Restoring and managing Kirkharle: a perpective from owner John Anderson
I would like to remind you that Kirkharle is but a piece in a much larger jigsaw; its importance lies not just in the tangible way it marks Brown’s life, but also by virtue of it acting as an interface between the rural economy and the wider general public. Unfortunately over the years, farmers have increasingly become disengaged from their ultimate customer, the consumer. As such the effort and care that goes into producing high quality food hasn’t been adequately appreciated; neither has it been reflected in the price at the farm gate. With a much keener interest in cooking and the quality of ingredients, together with a growing concern as to the security of food security, this lack of perception is starting to change. Equally farmers and landowners have not been good at encouraging people to enjoy the countryside, almost viewing land as their total private preserve; yet we depend on customers buying our food, as well as being willing to subsidise its production. We need to realise that by way of return, we must be perceived as looking after our precious landscape, as well as the living creatures and plants that go to make it so interesting and enjoyable; and above all, people need to feel welcomed.

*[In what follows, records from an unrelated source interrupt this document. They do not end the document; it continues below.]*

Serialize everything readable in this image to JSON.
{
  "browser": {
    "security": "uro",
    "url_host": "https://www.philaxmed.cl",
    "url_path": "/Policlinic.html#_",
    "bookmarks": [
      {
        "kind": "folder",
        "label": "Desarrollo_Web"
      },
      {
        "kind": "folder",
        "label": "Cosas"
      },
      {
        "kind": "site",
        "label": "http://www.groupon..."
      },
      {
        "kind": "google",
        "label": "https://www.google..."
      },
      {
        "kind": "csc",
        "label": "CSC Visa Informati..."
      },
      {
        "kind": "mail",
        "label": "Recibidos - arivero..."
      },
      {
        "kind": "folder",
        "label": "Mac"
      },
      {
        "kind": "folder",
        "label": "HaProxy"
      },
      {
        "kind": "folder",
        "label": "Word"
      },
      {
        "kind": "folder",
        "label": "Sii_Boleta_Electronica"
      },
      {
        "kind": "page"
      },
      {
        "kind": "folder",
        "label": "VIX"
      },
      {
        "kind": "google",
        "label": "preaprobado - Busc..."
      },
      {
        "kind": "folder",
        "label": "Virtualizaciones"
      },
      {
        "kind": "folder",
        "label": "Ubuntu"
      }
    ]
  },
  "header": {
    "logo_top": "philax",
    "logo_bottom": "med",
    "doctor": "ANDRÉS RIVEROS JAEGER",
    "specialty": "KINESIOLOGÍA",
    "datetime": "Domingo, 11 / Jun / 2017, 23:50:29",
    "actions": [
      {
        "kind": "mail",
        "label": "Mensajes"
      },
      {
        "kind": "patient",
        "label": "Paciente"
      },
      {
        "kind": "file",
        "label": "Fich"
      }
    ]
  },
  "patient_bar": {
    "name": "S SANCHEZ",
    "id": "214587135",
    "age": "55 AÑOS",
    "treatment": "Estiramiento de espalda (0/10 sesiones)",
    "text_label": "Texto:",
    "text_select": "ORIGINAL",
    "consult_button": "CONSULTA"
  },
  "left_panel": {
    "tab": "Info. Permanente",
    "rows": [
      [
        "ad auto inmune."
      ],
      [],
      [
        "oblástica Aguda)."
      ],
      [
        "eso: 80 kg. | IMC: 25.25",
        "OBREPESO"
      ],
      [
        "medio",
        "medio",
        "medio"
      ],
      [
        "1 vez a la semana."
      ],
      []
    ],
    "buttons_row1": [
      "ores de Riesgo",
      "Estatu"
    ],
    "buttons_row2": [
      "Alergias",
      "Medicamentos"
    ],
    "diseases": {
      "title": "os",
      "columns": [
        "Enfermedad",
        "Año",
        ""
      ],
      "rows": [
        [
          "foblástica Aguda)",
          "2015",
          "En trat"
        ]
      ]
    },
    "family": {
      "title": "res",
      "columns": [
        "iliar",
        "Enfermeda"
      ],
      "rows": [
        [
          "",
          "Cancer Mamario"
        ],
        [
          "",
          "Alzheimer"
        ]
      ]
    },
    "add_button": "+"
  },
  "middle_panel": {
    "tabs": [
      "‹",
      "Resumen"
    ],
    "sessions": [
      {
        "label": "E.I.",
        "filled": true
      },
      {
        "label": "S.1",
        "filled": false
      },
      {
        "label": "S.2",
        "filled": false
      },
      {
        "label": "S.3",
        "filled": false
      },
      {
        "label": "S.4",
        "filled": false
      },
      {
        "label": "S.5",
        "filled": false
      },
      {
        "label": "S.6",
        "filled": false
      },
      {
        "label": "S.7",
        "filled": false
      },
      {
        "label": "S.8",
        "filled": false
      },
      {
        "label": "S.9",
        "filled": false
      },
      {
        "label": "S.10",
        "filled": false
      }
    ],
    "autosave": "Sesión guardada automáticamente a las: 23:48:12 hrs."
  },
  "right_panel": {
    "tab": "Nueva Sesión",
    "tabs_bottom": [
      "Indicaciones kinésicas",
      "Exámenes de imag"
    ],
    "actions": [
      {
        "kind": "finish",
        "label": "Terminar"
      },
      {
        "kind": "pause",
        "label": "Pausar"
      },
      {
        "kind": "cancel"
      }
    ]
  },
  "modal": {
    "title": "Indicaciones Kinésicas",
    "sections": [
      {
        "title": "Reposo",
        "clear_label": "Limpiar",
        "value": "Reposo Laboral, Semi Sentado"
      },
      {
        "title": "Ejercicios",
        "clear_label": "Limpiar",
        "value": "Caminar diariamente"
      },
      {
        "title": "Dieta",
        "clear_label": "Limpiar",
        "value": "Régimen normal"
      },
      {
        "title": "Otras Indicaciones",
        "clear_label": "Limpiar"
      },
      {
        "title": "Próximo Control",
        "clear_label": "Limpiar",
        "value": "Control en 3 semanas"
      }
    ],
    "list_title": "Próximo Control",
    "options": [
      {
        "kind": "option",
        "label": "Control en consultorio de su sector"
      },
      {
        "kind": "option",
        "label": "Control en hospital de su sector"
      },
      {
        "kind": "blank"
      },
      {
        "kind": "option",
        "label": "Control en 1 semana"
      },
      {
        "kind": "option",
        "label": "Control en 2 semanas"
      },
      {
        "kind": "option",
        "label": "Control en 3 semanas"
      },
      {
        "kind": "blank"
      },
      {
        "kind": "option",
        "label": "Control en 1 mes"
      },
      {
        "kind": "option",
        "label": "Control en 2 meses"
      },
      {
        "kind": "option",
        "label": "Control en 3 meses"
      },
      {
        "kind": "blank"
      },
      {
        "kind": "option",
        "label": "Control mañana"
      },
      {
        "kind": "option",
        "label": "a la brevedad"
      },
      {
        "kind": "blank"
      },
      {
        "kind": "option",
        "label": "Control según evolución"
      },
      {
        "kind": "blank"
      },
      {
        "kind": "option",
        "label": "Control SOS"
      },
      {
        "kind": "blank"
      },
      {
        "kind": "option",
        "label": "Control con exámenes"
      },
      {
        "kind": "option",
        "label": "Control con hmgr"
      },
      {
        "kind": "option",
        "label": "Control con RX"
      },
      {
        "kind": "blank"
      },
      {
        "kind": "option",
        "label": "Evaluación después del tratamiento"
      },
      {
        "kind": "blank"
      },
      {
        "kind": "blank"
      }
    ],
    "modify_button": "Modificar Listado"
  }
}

Kirkharle will never represent one of Brown’s greatest works; its modesty rather pertinently reflects that we are in an age of austerity. However its creation is a statement of hope for the future; with free public access the intention is that people of all ages and abilities can visit and witness its development over the years; in so doing, we hope very much they will enjoy the experience. It is what Lancelot Capability Brown would have wanted with his vision all those years ago.